====== EXERCISE MATERIAL

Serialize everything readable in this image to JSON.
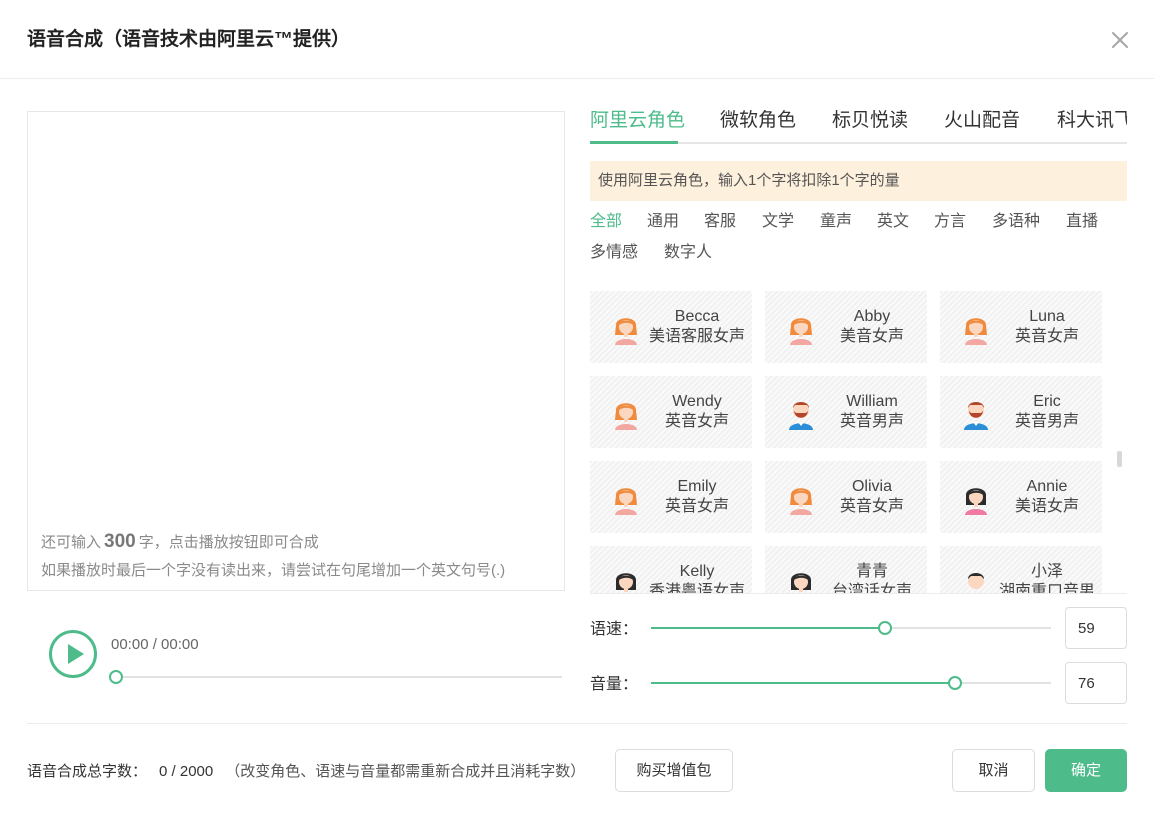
{
  "dialog": {
    "title": "语音合成（语音技术由阿里云™提供）"
  },
  "editor": {
    "hint_prefix": "还可输入",
    "hint_count": "300",
    "hint_suffix": "字，点击播放按钮即可合成",
    "hint_line2": "如果播放时最后一个字没有读出来，请尝试在句尾增加一个英文句号(.)"
  },
  "player": {
    "time": "00:00 / 00:00",
    "progress": 0
  },
  "tabs": [
    {
      "label": "阿里云角色",
      "active": true
    },
    {
      "label": "微软角色",
      "active": false
    },
    {
      "label": "标贝悦读",
      "active": false
    },
    {
      "label": "火山配音",
      "active": false
    },
    {
      "label": "科大讯飞",
      "active": false
    }
  ],
  "notice": "使用阿里云角色，输入1个字将扣除1个字的量",
  "categories": [
    {
      "label": "全部",
      "active": true
    },
    {
      "label": "通用"
    },
    {
      "label": "客服"
    },
    {
      "label": "文学"
    },
    {
      "label": "童声"
    },
    {
      "label": "英文"
    },
    {
      "label": "方言"
    },
    {
      "label": "多语种"
    },
    {
      "label": "直播"
    },
    {
      "label": "多情感"
    },
    {
      "label": "数字人"
    }
  ],
  "voices": [
    {
      "name": "Becca",
      "desc": "美语客服女声",
      "avatar": "female-redhair-icon"
    },
    {
      "name": "Abby",
      "desc": "美音女声",
      "avatar": "female-redhair-icon"
    },
    {
      "name": "Luna",
      "desc": "英音女声",
      "avatar": "female-redhair-icon"
    },
    {
      "name": "Wendy",
      "desc": "英音女声",
      "avatar": "female-redhair-icon"
    },
    {
      "name": "William",
      "desc": "英音男声",
      "avatar": "male-beard-icon"
    },
    {
      "name": "Eric",
      "desc": "英音男声",
      "avatar": "male-beard-icon"
    },
    {
      "name": "Emily",
      "desc": "英音女声",
      "avatar": "female-redhair-icon"
    },
    {
      "name": "Olivia",
      "desc": "英音女声",
      "avatar": "female-redhair-icon"
    },
    {
      "name": "Annie",
      "desc": "美语女声",
      "avatar": "female-blackhair-icon"
    },
    {
      "name": "Kelly",
      "desc": "香港粤语女声",
      "avatar": "female-blackhair-icon"
    },
    {
      "name": "青青",
      "desc": "台湾话女声",
      "avatar": "female-blackhair-icon"
    },
    {
      "name": "小泽",
      "desc": "湖南重口音男",
      "avatar": "male-black-hair-icon"
    }
  ],
  "sliders": {
    "speed": {
      "label": "语速：",
      "value": "59",
      "percent": 58.5
    },
    "volume": {
      "label": "音量：",
      "value": "76",
      "percent": 76
    }
  },
  "footer": {
    "count_label": "语音合成总字数：",
    "count_value": "0 / 2000",
    "note": "（改变角色、语速与音量都需重新合成并且消耗字数）",
    "buy_label": "购买增值包",
    "cancel_label": "取消",
    "confirm_label": "确定"
  },
  "colors": {
    "accent": "#4dbb8a",
    "notice_bg": "#fdf0dc"
  }
}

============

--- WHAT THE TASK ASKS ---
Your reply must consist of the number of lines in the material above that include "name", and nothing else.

--- WORKED SOLUTION ---
12